BYU’s math department is reveling in a recent ranking of the best jobs of the year.
The ranking by job search site CareerCast.com named mathematician the “Best Job of the 2014,” with several other numbers-focused careers in the top ten.
“I was a little bemused,” Emily Evans, visiting assistant professor at BYU, said when she read the article. “I am a mathematician, I’m on the track to be a tenured professor, and my husband is an actuary. I guess we make good career decisions in our house.”
According to CareerCast, they make great career decisions. Tenured professors came in at second-place for best job, statistician in third place and actuary in fourth.
But out of all of these, why did mathematician come out on top?
Mathematicians reportedly have a high median salary, a 22 percent projected growth rate by 2022 and a versatility that is expected to grow in the next few years.
CareerCast rated the jobs on more than just outlook and salary. Mathematician jobs also scored high (or rather, low) on stress factors and environment based on physical demands and emotional elements.
Evans said the number of job opportunities alone allow for people to choose and keep jobs with a good environment.
“The number-one reason I would say studying mathematics is worthwhile is that it teaches you to think and to reason,” Evans said. “These thinking and reasoning skills allow you to adapt to nearly any STEM job out there that you put your mind to.”
Teaching isn’t the only career for math degrees, and emerging trends show just how many options are available. CareerCast said math is reviving, and the game changer is analytics.
Now more than ever, mathematicians are hired to analyze trends and forecast consumer behaviors.
Evans agreed with the website. “Analytics is on the rise because we have the ability to gather and obtain way more information about people than we ever did before,” she explained. “With the data available we can actually start to make accurate predictions about everything from what people will buy at the store to how long they will live.”
Jobs in technology, education and the sciences dominated the website’s top ten ranking, while lumberjacks and newspaper reporters took last and second to last place out of the 200 jobs listed.

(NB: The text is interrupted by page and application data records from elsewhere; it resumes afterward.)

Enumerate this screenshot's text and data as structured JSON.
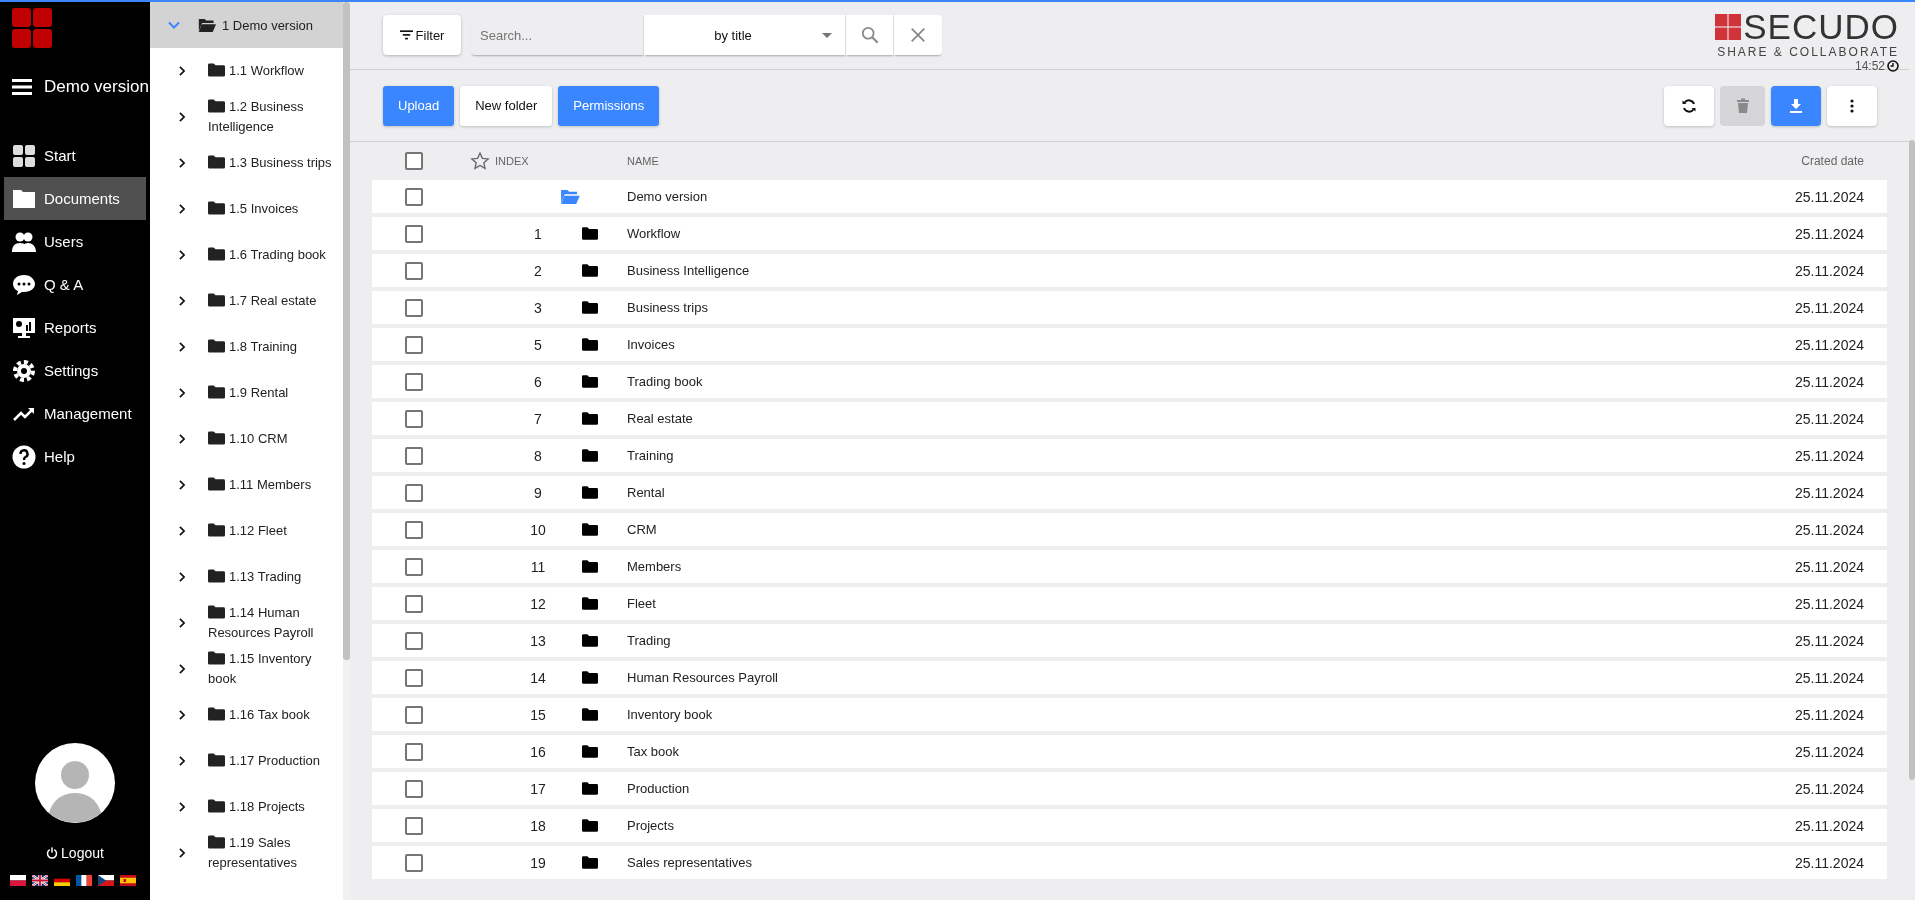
{
  "sidebar": {
    "menu_title": "Demo version",
    "items": [
      {
        "label": "Start",
        "kind": "grid",
        "selected": false
      },
      {
        "label": "Documents",
        "kind": "folder",
        "selected": true
      },
      {
        "label": "Users",
        "kind": "users",
        "selected": false
      },
      {
        "label": "Q & A",
        "kind": "chat",
        "selected": false
      },
      {
        "label": "Reports",
        "kind": "monitor",
        "selected": false
      },
      {
        "label": "Settings",
        "kind": "gear",
        "selected": false
      },
      {
        "label": "Management",
        "kind": "trend",
        "selected": false
      },
      {
        "label": "Help",
        "kind": "help",
        "selected": false
      }
    ],
    "logout": "Logout",
    "languages": [
      {
        "kind": "pl"
      },
      {
        "kind": "gb"
      },
      {
        "kind": "de"
      },
      {
        "kind": "fr"
      },
      {
        "kind": "cz"
      },
      {
        "kind": "es"
      }
    ]
  },
  "tree": {
    "label": "1 Demo version",
    "expanded": true,
    "selected": true,
    "children": [
      {
        "label": "1.1 Workflow",
        "expanded": false,
        "selected": false
      },
      {
        "label": "1.2 Business Intelligence",
        "expanded": false,
        "selected": false
      },
      {
        "label": "1.3 Business trips",
        "expanded": false,
        "selected": false
      },
      {
        "label": "1.5 Invoices",
        "expanded": false,
        "selected": false
      },
      {
        "label": "1.6 Trading book",
        "expanded": false,
        "selected": false
      },
      {
        "label": "1.7 Real estate",
        "expanded": false,
        "selected": false
      },
      {
        "label": "1.8 Training",
        "expanded": false,
        "selected": false
      },
      {
        "label": "1.9 Rental",
        "expanded": false,
        "selected": false
      },
      {
        "label": "1.10 CRM",
        "expanded": false,
        "selected": false
      },
      {
        "label": "1.11 Members",
        "expanded": false,
        "selected": false
      },
      {
        "label": "1.12 Fleet",
        "expanded": false,
        "selected": false
      },
      {
        "label": "1.13 Trading",
        "expanded": false,
        "selected": false
      },
      {
        "label": "1.14 Human Resources Payroll",
        "expanded": false,
        "selected": false
      },
      {
        "label": "1.15 Inventory book",
        "expanded": false,
        "selected": false
      },
      {
        "label": "1.16 Tax book",
        "expanded": false,
        "selected": false
      },
      {
        "label": "1.17 Production",
        "expanded": false,
        "selected": false
      },
      {
        "label": "1.18 Projects",
        "expanded": false,
        "selected": false
      },
      {
        "label": "1.19 Sales representatives",
        "expanded": false,
        "selected": false
      }
    ]
  },
  "toolbar": {
    "filter": "Filter",
    "search": {
      "placeholder": "Search..."
    },
    "search_by": "by title"
  },
  "brand": {
    "name": "SECUDO",
    "tagline": "SHARE & COLLABORATE",
    "time": "14:52"
  },
  "actions": [
    {
      "label": "Upload",
      "kind": "primary"
    },
    {
      "label": "New folder",
      "kind": "plain"
    },
    {
      "label": "Permissions",
      "kind": "primary"
    }
  ],
  "tools": [
    {
      "kind": "refresh",
      "disabled": false
    },
    {
      "kind": "delete",
      "disabled": true
    },
    {
      "kind": "download",
      "disabled": false
    },
    {
      "kind": "more",
      "disabled": false
    }
  ],
  "table": {
    "select_all": {
      "checked": false
    },
    "columns": [
      "INDEX",
      "NAME",
      "Crated date"
    ],
    "rows": [
      {
        "kind": "parent",
        "name": "Demo version",
        "date": "25.11.2024",
        "checked": false
      },
      {
        "kind": "folder",
        "index": "1",
        "name": "Workflow",
        "date": "25.11.2024",
        "checked": false
      },
      {
        "kind": "folder",
        "index": "2",
        "name": "Business Intelligence",
        "date": "25.11.2024",
        "checked": false
      },
      {
        "kind": "folder",
        "index": "3",
        "name": "Business trips",
        "date": "25.11.2024",
        "checked": false
      },
      {
        "kind": "folder",
        "index": "5",
        "name": "Invoices",
        "date": "25.11.2024",
        "checked": false
      },
      {
        "kind": "folder",
        "index": "6",
        "name": "Trading book",
        "date": "25.11.2024",
        "checked": false
      },
      {
        "kind": "folder",
        "index": "7",
        "name": "Real estate",
        "date": "25.11.2024",
        "checked": false
      },
      {
        "kind": "folder",
        "index": "8",
        "name": "Training",
        "date": "25.11.2024",
        "checked": false
      },
      {
        "kind": "folder",
        "index": "9",
        "name": "Rental",
        "date": "25.11.2024",
        "checked": false
      },
      {
        "kind": "folder",
        "index": "10",
        "name": "CRM",
        "date": "25.11.2024",
        "checked": false
      },
      {
        "kind": "folder",
        "index": "11",
        "name": "Members",
        "date": "25.11.2024",
        "checked": false
      },
      {
        "kind": "folder",
        "index": "12",
        "name": "Fleet",
        "date": "25.11.2024",
        "checked": false
      },
      {
        "kind": "folder",
        "index": "13",
        "name": "Trading",
        "date": "25.11.2024",
        "checked": false
      },
      {
        "kind": "folder",
        "index": "14",
        "name": "Human Resources Payroll",
        "date": "25.11.2024",
        "checked": false
      },
      {
        "kind": "folder",
        "index": "15",
        "name": "Inventory book",
        "date": "25.11.2024",
        "checked": false
      },
      {
        "kind": "folder",
        "index": "16",
        "name": "Tax book",
        "date": "25.11.2024",
        "checked": false
      },
      {
        "kind": "folder",
        "index": "17",
        "name": "Production",
        "date": "25.11.2024",
        "checked": false
      },
      {
        "kind": "folder",
        "index": "18",
        "name": "Projects",
        "date": "25.11.2024",
        "checked": false
      },
      {
        "kind": "folder",
        "index": "19",
        "name": "Sales representatives",
        "date": "25.11.2024",
        "checked": false
      }
    ]
  }
}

CareerCast publisher Tony Lee summed up the rankings when he said, “Math skills unlock a world of career opportunities.”